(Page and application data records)
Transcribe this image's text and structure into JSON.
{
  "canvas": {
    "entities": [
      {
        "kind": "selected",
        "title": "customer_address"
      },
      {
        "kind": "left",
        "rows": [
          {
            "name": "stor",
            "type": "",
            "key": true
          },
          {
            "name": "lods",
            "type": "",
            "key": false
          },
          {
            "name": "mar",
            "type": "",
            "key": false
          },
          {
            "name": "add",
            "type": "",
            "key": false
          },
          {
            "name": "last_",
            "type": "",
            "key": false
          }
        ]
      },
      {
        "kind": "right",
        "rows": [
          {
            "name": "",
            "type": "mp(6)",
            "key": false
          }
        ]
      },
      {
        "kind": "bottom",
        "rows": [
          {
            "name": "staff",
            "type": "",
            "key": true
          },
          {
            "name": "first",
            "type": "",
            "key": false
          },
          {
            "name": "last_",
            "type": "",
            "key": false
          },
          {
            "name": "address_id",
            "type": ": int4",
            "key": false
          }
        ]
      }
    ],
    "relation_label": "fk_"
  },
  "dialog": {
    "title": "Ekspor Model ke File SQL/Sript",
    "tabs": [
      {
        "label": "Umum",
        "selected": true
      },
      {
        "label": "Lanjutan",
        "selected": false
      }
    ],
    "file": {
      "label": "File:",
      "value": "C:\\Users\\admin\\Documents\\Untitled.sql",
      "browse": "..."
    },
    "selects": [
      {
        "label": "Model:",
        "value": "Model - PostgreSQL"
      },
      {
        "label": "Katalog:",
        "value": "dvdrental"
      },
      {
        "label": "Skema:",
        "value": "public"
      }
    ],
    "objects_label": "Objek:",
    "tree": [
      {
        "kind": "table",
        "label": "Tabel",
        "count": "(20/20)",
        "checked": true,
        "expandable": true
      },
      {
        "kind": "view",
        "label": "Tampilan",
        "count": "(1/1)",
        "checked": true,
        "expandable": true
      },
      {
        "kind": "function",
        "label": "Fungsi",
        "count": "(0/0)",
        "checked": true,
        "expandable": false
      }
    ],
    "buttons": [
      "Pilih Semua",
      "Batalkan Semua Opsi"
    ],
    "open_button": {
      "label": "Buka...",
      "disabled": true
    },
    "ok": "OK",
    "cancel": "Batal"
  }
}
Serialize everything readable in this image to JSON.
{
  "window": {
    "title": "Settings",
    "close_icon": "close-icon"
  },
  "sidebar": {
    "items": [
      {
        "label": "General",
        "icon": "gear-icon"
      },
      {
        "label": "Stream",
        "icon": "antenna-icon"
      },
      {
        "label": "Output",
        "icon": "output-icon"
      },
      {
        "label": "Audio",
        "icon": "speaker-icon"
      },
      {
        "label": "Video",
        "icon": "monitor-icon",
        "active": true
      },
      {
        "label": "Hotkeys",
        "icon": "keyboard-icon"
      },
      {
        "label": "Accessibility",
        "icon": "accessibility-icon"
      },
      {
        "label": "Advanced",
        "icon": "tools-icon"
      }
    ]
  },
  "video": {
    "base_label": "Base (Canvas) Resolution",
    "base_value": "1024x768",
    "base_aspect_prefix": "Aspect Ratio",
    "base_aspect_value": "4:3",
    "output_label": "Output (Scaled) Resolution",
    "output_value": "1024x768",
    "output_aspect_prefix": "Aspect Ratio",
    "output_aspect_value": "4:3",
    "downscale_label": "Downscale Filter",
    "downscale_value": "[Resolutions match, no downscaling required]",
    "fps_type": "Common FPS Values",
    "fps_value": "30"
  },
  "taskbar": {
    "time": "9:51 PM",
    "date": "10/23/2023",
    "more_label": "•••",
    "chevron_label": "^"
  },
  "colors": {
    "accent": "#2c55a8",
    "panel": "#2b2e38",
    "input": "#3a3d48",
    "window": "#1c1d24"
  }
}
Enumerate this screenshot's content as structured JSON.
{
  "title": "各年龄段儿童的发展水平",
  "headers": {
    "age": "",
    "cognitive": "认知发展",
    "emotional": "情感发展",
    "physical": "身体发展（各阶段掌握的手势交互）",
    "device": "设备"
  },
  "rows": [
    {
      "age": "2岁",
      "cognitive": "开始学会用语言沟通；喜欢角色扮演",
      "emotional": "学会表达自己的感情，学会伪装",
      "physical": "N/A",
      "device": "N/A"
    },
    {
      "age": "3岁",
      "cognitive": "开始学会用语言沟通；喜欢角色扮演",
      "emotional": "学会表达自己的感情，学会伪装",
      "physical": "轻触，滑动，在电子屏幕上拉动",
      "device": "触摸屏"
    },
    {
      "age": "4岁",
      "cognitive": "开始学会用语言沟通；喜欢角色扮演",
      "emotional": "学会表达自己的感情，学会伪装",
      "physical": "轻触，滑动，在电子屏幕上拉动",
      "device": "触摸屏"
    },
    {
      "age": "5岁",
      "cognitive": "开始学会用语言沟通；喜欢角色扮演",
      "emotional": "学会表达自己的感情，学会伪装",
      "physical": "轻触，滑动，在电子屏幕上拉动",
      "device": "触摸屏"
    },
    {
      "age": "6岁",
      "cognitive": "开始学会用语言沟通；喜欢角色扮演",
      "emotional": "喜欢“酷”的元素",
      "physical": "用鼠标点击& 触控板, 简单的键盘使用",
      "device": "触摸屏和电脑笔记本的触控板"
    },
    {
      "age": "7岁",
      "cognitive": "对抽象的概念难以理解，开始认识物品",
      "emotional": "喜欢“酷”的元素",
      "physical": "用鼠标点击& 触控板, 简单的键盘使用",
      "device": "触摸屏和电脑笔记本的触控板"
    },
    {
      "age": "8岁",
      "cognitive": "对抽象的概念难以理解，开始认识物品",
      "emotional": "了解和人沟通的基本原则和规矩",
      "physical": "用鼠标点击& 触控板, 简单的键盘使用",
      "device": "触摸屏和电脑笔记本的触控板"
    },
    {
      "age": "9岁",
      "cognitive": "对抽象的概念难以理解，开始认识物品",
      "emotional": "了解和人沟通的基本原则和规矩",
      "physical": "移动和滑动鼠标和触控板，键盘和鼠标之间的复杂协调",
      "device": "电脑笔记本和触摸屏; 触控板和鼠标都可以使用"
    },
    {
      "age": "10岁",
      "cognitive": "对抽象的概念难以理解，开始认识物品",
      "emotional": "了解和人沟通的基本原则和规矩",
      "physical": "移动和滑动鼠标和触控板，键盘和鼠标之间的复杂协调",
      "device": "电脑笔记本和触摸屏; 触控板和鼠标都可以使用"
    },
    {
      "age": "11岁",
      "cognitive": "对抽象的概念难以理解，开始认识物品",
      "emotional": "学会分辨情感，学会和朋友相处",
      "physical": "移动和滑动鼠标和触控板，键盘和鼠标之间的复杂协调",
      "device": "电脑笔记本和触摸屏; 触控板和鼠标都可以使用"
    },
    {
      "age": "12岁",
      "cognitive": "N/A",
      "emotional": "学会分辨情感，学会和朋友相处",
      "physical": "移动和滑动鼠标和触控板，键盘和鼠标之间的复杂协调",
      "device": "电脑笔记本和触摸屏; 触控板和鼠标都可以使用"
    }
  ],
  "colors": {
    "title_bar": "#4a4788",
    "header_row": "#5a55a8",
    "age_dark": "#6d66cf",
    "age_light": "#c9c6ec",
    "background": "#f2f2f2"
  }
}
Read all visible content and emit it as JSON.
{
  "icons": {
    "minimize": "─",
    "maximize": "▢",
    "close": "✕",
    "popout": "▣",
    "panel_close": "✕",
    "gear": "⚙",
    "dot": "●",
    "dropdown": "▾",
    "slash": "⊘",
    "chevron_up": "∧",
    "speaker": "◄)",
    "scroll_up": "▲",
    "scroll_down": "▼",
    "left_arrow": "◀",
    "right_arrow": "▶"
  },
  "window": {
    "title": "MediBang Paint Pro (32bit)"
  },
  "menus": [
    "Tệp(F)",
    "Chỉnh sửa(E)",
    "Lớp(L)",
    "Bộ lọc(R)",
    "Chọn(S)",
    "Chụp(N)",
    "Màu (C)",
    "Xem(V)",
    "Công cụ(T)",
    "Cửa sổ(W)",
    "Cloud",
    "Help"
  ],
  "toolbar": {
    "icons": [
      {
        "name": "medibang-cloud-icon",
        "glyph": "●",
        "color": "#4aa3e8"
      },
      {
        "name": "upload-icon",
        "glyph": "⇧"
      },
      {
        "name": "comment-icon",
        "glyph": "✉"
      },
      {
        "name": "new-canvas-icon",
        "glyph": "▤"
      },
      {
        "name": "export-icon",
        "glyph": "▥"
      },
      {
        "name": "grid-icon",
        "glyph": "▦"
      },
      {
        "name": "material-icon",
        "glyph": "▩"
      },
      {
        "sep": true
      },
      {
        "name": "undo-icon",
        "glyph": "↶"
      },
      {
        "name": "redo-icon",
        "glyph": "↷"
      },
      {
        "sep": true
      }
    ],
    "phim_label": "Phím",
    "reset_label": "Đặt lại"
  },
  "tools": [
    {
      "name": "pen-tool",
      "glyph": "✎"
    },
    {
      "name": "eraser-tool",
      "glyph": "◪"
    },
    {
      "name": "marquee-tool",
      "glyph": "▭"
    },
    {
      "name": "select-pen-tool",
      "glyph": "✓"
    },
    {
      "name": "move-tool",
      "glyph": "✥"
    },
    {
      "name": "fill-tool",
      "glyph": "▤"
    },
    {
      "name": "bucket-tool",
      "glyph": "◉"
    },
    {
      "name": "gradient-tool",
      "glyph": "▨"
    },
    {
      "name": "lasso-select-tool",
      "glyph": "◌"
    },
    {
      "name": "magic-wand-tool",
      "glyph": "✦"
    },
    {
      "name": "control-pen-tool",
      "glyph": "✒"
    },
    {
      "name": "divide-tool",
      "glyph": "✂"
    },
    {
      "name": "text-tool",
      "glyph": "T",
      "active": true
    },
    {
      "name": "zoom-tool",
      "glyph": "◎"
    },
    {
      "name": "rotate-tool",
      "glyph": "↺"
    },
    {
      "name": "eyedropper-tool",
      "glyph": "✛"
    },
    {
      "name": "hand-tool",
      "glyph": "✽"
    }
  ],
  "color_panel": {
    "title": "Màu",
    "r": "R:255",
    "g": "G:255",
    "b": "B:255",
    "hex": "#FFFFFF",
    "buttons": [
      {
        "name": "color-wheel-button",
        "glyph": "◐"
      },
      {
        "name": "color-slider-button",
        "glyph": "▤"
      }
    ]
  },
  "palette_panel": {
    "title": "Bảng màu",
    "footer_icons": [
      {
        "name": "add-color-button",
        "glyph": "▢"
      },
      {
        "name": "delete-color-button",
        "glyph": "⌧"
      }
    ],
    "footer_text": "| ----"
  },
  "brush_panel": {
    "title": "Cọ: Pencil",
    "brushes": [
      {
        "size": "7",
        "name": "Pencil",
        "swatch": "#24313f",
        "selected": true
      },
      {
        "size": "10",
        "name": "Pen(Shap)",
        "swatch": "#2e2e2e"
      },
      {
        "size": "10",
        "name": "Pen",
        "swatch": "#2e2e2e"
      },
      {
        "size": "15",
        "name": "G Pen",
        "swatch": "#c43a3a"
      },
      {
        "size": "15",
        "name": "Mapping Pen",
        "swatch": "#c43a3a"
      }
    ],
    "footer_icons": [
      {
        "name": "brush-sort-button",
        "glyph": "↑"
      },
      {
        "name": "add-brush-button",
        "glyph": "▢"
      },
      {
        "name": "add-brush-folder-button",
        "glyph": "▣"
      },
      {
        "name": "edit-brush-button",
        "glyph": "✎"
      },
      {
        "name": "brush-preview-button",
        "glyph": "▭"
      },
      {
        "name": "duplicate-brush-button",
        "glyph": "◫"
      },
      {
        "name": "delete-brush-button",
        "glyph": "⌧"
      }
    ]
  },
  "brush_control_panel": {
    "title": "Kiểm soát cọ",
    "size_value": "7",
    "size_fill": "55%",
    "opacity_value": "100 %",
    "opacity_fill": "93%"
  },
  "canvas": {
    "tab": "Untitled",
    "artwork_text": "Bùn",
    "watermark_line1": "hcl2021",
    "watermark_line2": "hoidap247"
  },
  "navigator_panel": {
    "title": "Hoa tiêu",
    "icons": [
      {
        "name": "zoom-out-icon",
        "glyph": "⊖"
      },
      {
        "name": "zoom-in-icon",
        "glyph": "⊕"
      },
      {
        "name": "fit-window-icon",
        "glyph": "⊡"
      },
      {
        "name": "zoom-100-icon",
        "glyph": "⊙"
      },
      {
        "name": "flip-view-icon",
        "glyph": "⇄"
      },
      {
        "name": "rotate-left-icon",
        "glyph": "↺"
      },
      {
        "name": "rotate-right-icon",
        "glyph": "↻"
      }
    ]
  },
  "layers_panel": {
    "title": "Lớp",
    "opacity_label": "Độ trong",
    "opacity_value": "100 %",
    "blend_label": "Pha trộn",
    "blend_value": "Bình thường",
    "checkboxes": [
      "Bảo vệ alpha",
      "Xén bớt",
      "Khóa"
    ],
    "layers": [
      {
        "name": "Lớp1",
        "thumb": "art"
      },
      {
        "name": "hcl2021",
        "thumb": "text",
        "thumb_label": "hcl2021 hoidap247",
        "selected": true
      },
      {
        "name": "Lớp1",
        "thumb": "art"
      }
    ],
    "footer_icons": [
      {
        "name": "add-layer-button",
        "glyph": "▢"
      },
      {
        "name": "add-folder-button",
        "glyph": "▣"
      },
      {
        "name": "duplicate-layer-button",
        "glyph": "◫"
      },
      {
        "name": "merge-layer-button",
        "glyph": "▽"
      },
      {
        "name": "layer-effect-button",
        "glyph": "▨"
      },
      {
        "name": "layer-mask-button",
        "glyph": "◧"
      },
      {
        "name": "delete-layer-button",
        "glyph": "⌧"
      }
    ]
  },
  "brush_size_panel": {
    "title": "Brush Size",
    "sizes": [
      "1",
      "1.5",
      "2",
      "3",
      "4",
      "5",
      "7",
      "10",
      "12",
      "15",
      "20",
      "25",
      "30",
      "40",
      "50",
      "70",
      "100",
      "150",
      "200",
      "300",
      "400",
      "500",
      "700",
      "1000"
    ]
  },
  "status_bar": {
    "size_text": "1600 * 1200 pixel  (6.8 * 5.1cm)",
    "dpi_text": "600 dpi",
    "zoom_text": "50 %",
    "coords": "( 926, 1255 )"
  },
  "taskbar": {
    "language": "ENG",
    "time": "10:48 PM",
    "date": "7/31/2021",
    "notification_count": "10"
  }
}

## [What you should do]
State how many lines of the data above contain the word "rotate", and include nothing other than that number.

## [Response box]
3